Records excerpted from a collection
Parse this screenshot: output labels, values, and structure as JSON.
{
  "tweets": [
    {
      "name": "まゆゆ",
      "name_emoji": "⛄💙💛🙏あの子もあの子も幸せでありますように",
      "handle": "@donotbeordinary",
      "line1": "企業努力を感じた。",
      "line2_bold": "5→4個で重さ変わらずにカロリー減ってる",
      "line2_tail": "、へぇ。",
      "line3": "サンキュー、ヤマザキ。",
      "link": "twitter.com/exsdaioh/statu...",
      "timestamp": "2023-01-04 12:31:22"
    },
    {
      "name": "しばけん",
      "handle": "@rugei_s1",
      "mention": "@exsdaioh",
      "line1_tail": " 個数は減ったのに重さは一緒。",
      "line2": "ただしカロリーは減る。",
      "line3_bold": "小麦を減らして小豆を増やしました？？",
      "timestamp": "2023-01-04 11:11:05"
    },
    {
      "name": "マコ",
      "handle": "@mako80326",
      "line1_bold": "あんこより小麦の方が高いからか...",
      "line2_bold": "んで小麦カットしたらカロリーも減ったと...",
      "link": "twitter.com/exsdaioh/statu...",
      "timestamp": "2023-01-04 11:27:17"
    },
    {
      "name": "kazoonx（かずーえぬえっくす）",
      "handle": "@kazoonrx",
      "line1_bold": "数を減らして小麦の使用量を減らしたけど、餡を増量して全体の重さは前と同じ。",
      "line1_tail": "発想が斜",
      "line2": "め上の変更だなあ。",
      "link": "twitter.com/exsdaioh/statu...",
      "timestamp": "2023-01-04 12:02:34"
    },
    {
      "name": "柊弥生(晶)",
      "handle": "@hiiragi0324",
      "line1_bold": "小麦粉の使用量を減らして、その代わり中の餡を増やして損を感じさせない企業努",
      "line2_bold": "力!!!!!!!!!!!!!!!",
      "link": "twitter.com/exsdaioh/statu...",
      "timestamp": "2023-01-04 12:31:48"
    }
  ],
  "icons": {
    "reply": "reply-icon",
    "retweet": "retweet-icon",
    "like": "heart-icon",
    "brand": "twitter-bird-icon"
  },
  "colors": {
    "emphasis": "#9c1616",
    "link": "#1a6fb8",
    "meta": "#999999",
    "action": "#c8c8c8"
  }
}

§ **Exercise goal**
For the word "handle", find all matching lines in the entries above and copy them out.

§ **Written solution**
      "handle": "@donotbeordinary",
      "handle": "@rugei_s1",
      "handle": "@mako80326",
      "handle": "@kazoonrx",
      "handle": "@hiiragi0324",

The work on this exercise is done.